It’s all too easy to get swept away when shopping and end up impulse buying stuff we don’t need. Here’s how to control frivolous spending and keep your budget in check.

If you often find yourself bewildered when looking at your bank balance, wondering where your money went, you’re not alone. Many of us find it impossible to resist impulse buys, especially with online shopping making it so easy. But too many late-night shopping sessions can lead to feeling overwhelmed and financially insecure. So how can you control it? 

Understand your triggers 

The first thing to do to control your frivolous spending is to figure out when you’re most likely to spend without thinking. Are you more likely to splurge after a stressful day at work? Do you find yourself browsing online when you’re bored?  

Once you recognise your triggers, you can develop strategies to cope with them in a healthier way. For example, if stress sends you straight to the shops, try talking a walk or catching up with a friend instead. 

Track your spending 

Most people have moments when they spend without thinking, especially if what they’re buying is small or doesn’t cost much. But it all adds up, so be sure to keep track of what you’re spending – either by using a budgeting app, keeping a close eye on your mobile banking, or using a simple pen and paper.  

Keeping track of your habits can reveal spending trends and can highlight areas where you can cut back. Being informed and seeing the numbers can be a powerful motivator for change. 

Do you need it? 

Get into the habit of asking yourself if you really need what you’re thinking of buying. Do you need it, or do you just want it? We’re not suggesting that you should stop spending completely, as there’ll always be things you need to buy, but the aim is to cut back on things that aren’t necessary.  


  • Will I still want this a week or month from now? 
  • Can I afford it? 
  • Can it wait until payday/until I’ve saved up enough money? 

Sometimes a little distance is all we need to avoid impulse buys. Tell yourself you’ll put the purchase off for a week and reassess how you feel then.  

Bring your own 

Buying coffees and little treats from coffee shops when out and about is a huge source of spending for a lot of people, and we can see why: it’s nice to take some time out of your day with a coffee. But with the price of a latte from a high street coffee shop often reaching over £4, that’s a lot of extra spending if you’re going a few times a week.  

Buy a cheap reusable coffee cup and make your own coffee to take out with you. If the weather’s nice, sitting in a park with your coffee and a good book is just as restorative as getting your favourite seat in a coffee shop.  

Reward yourself…occasionally 

Set some financial goals to help keep your mind on your finances – whether it’s saving for a holiday, a DIY project, or paying off debt, a clear goal can make you focus on your spending.  

Think of milestones you can celebrate – e.g. when you’ve saved £200, or when you’ve paid off 25% of a credit card and reward yourself for your hard work.
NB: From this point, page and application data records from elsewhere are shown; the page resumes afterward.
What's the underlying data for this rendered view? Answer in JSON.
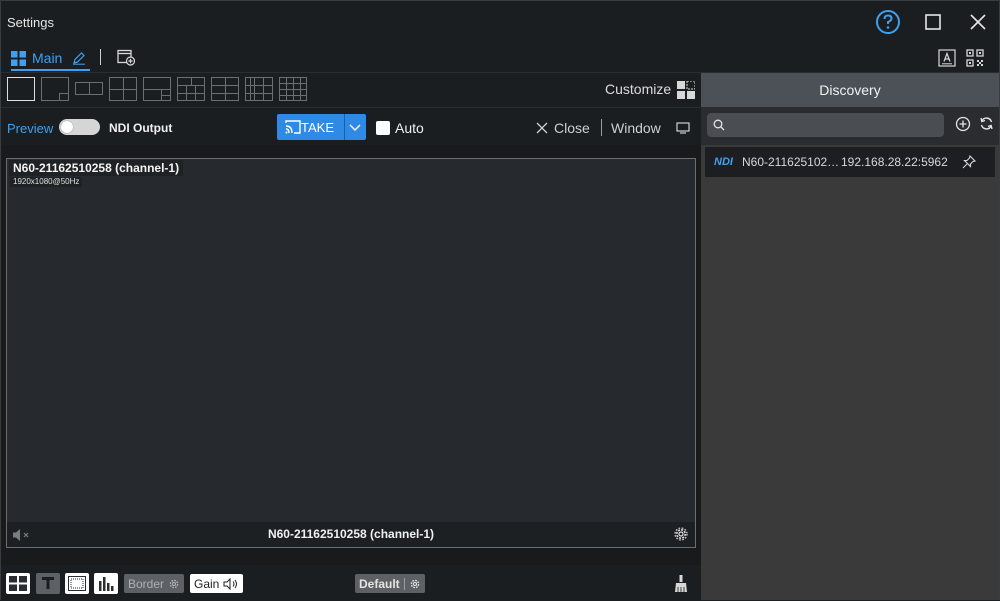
{
  "window": {
    "title": "Settings"
  },
  "tabs": {
    "main_label": "Main"
  },
  "toolbar": {
    "customize_label": "Customize"
  },
  "controls": {
    "preview_label": "Preview",
    "ndi_output_label": "NDI Output",
    "take_label": "TAKE",
    "auto_label": "Auto",
    "close_label": "Close",
    "window_label": "Window"
  },
  "monitor": {
    "source_name": "N60-21162510258 (channel-1)",
    "resolution": "1920x1080@50Hz",
    "footer_name": "N60-21162510258 (channel-1)"
  },
  "bottombar": {
    "border_label": "Border",
    "gain_label": "Gain",
    "default_label": "Default"
  },
  "discovery": {
    "title": "Discovery",
    "search_placeholder": "",
    "items": [
      {
        "badge": "NDI",
        "name": "N60-211625102…",
        "address": "192.168.28.22:5962"
      }
    ]
  },
  "colors": {
    "accent": "#3fa0f0",
    "take": "#2f8ae6",
    "panel": "#3a3a3a"
  }
}
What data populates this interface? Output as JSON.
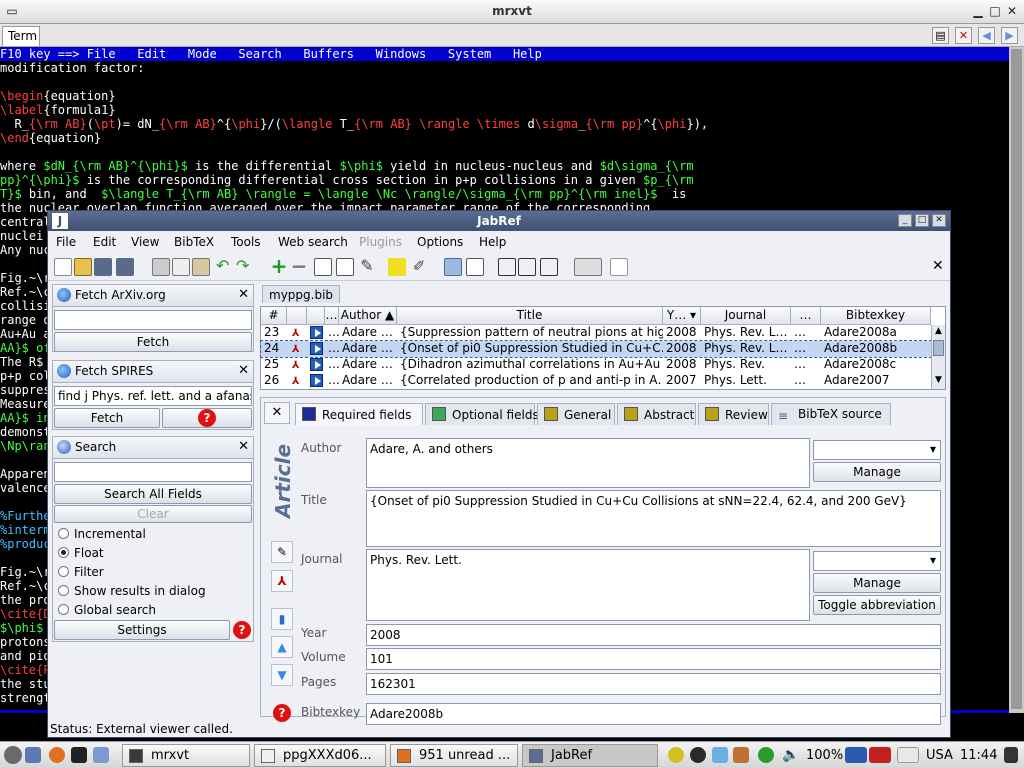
{
  "terminal": {
    "window_title": "mrxvt",
    "tab_label": "Term",
    "menubar": "F10 key ==> File   Edit   Mode   Search   Buffers   Windows   System   Help",
    "lines": [
      [
        [
          "modification factor:",
          "#ffffff"
        ]
      ],
      [
        [
          "",
          ""
        ]
      ],
      [
        [
          "\\begin",
          "#ff4040"
        ],
        [
          "{equation}",
          "#ffffff"
        ]
      ],
      [
        [
          "\\label",
          "#ff4040"
        ],
        [
          "{formula1}",
          "#ffffff"
        ]
      ],
      [
        [
          "  R_",
          "#ffffff"
        ],
        [
          "{\\rm AB}",
          "#ff4040"
        ],
        [
          "(",
          "#ffffff"
        ],
        [
          "\\pt",
          "#ff4040"
        ],
        [
          ")= dN_",
          "#ffffff"
        ],
        [
          "{\\rm AB}",
          "#ff4040"
        ],
        [
          "^{",
          "#ffffff"
        ],
        [
          "\\phi",
          "#ff4040"
        ],
        [
          "}/(",
          "#ffffff"
        ],
        [
          "\\langle",
          "#ff4040"
        ],
        [
          " T_",
          "#ffffff"
        ],
        [
          "{\\rm AB}",
          "#ff4040"
        ],
        [
          " ",
          "#ffffff"
        ],
        [
          "\\rangle \\times",
          "#ff4040"
        ],
        [
          " d",
          "#ffffff"
        ],
        [
          "\\sigma",
          "#ff4040"
        ],
        [
          "_",
          "#ffffff"
        ],
        [
          "{\\rm pp}",
          "#ff4040"
        ],
        [
          "^{",
          "#ffffff"
        ],
        [
          "\\phi",
          "#ff4040"
        ],
        [
          "}),",
          "#ffffff"
        ]
      ],
      [
        [
          "\\end",
          "#ff4040"
        ],
        [
          "{equation}",
          "#ffffff"
        ]
      ],
      [
        [
          "",
          ""
        ]
      ],
      [
        [
          "where ",
          "#ffffff"
        ],
        [
          "$dN_{\\rm AB}^{\\phi}$",
          "#40ff40"
        ],
        [
          " is the differential ",
          "#ffffff"
        ],
        [
          "$\\phi$",
          "#40ff40"
        ],
        [
          " yield in nucleus-nucleus and ",
          "#ffffff"
        ],
        [
          "$d\\sigma_{\\rm",
          "#40ff40"
        ]
      ],
      [
        [
          "pp}^{\\phi}$",
          "#40ff40"
        ],
        [
          " is the corresponding differential cross section in p+p collisions in a given ",
          "#ffffff"
        ],
        [
          "$p_{\\rm",
          "#40ff40"
        ]
      ],
      [
        [
          "T}$",
          "#40ff40"
        ],
        [
          " bin, and  ",
          "#ffffff"
        ],
        [
          "$\\langle T_{\\rm AB} \\rangle = \\langle \\Nc \\rangle/\\sigma_{\\rm pp}^{\\rm inel}$",
          "#40ff40"
        ],
        [
          "  is",
          "#ffffff"
        ]
      ],
      [
        [
          "the nuclear overlap function averaged over the impact parameter range of the corresponding",
          "#ffffff"
        ]
      ],
      [
        [
          "centrality",
          "#ffffff"
        ]
      ],
      [
        [
          "nuclei",
          "#ffffff"
        ]
      ],
      [
        [
          "Any nuc",
          "#ffffff"
        ]
      ],
      [
        [
          "",
          ""
        ]
      ],
      [
        [
          "Fig.~\\r",
          "#ffffff"
        ]
      ],
      [
        [
          "Ref.~\\c",
          "#ffffff"
        ]
      ],
      [
        [
          "collisi",
          "#ffffff"
        ]
      ],
      [
        [
          "range o",
          "#ffffff"
        ]
      ],
      [
        [
          "Au+Au a",
          "#ffffff"
        ]
      ],
      [
        [
          "AA}$ of",
          "#40ff40"
        ]
      ],
      [
        [
          "The R$",
          "#ffffff"
        ]
      ],
      [
        [
          "p+p col",
          "#ffffff"
        ]
      ],
      [
        [
          "suppres",
          "#ffffff"
        ]
      ],
      [
        [
          "Measure",
          "#ffffff"
        ]
      ],
      [
        [
          "AA}$ in",
          "#40ff40"
        ]
      ],
      [
        [
          "demonst",
          "#ffffff"
        ]
      ],
      [
        [
          "\\Np\\ran",
          "#40ff40"
        ]
      ],
      [
        [
          "",
          ""
        ]
      ],
      [
        [
          "Apparen",
          "#ffffff"
        ]
      ],
      [
        [
          "valence",
          "#ffffff"
        ]
      ],
      [
        [
          "",
          ""
        ]
      ],
      [
        [
          "%Furthe",
          "#40c0ff"
        ]
      ],
      [
        [
          "%interm",
          "#40c0ff"
        ]
      ],
      [
        [
          "%produc",
          "#40c0ff"
        ]
      ],
      [
        [
          "",
          ""
        ]
      ],
      [
        [
          "Fig.~\\r",
          "#ffffff"
        ]
      ],
      [
        [
          "Ref.~\\c",
          "#ffffff"
        ]
      ],
      [
        [
          "the pro",
          "#ffffff"
        ]
      ],
      [
        [
          "\\cite{D",
          "#ff4040"
        ]
      ],
      [
        [
          "$\\phi$ ",
          "#40ff40"
        ]
      ],
      [
        [
          "protons",
          "#ffffff"
        ]
      ],
      [
        [
          "and pio",
          "#ffffff"
        ]
      ],
      [
        [
          "\\cite{P",
          "#ff4040"
        ]
      ],
      [
        [
          "the stu",
          "#ffffff"
        ]
      ],
      [
        [
          "strengt",
          "#ffffff"
        ]
      ]
    ]
  },
  "jabref": {
    "title": "JabRef",
    "menu": [
      "File",
      "Edit",
      "View",
      "BibTeX",
      "Tools",
      "Web search",
      "Plugins",
      "Options",
      "Help"
    ],
    "fetch_arxiv": {
      "title": "Fetch ArXiv.org",
      "input": "",
      "button": "Fetch"
    },
    "fetch_spires": {
      "title": "Fetch SPIRES",
      "input": "find j Phys. ref. lett. and a afanas",
      "button": "Fetch"
    },
    "search": {
      "title": "Search",
      "input": "",
      "search_all": "Search All Fields",
      "clear": "Clear",
      "options": [
        {
          "label": "Incremental",
          "checked": false
        },
        {
          "label": "Float",
          "checked": true
        },
        {
          "label": "Filter",
          "checked": false
        },
        {
          "label": "Show results in dialog",
          "checked": false
        },
        {
          "label": "Global search",
          "checked": false
        }
      ],
      "settings": "Settings"
    },
    "database_tab": "myppg.bib",
    "table": {
      "headers": [
        "#",
        "",
        "",
        "…",
        "Author ▲",
        "Title",
        "Y… ▾",
        "Journal",
        "…",
        "Bibtexkey"
      ],
      "rows": [
        {
          "num": "23",
          "dots": "…",
          "author": "Adare …",
          "title": "{Suppression pattern of neutral pions at hig…",
          "year": "2008",
          "journal": "Phys. Rev. L…",
          "dots2": "…",
          "key": "Adare2008a",
          "selected": false
        },
        {
          "num": "24",
          "dots": "…",
          "author": "Adare …",
          "title": "{Onset of pi0 Suppression Studied in Cu+C…",
          "year": "2008",
          "journal": "Phys. Rev. L…",
          "dots2": "…",
          "key": "Adare2008b",
          "selected": true
        },
        {
          "num": "25",
          "dots": "…",
          "author": "Adare …",
          "title": "{Dihadron azimuthal correlations in Au+Au …",
          "year": "2008",
          "journal": "Phys. Rev.",
          "dots2": "…",
          "key": "Adare2008c",
          "selected": false
        },
        {
          "num": "26",
          "dots": "…",
          "author": "Adare …",
          "title": "{Correlated production of p and anti-p in A…",
          "year": "2007",
          "journal": "Phys. Lett.",
          "dots2": "…",
          "key": "Adare2007",
          "selected": false
        }
      ]
    },
    "editor": {
      "tabs": [
        {
          "label": "Required fields",
          "color": "#1c2a9a"
        },
        {
          "label": "Optional fields",
          "color": "#3ea85a"
        },
        {
          "label": "General",
          "color": "#b8a21a"
        },
        {
          "label": "Abstract",
          "color": "#b8a21a"
        },
        {
          "label": "Review",
          "color": "#b8a21a"
        },
        {
          "label": "BibTeX source",
          "color": ""
        }
      ],
      "entry_type": "Article",
      "fields": {
        "author_label": "Author",
        "author": "Adare, A. and others",
        "title_label": "Title",
        "title": "{Onset of pi0 Suppression Studied in Cu+Cu Collisions at sNN=22.4, 62.4, and 200 GeV}",
        "journal_label": "Journal",
        "journal": "Phys. Rev. Lett.",
        "year_label": "Year",
        "year": "2008",
        "volume_label": "Volume",
        "volume": "101",
        "pages_label": "Pages",
        "pages": "162301",
        "bibtexkey_label": "Bibtexkey",
        "bibtexkey": "Adare2008b"
      },
      "manage": "Manage",
      "toggle_abbreviation": "Toggle abbreviation"
    },
    "status": "Status: External viewer called."
  },
  "taskbar": {
    "tasks": [
      {
        "label": "mrxvt",
        "active": false
      },
      {
        "label": "ppgXXXd06...",
        "active": false
      },
      {
        "label": "951 unread ...",
        "active": false
      },
      {
        "label": "JabRef",
        "active": true
      }
    ],
    "zoom": "100%",
    "locale": "USA",
    "clock": "11:44"
  }
}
You don’t want to go nuts and go on a spending spree as a reward, but something small like a fancy bath bomb for a long soak in the bath, or a book you’ve had your eye on for a while will go a long way.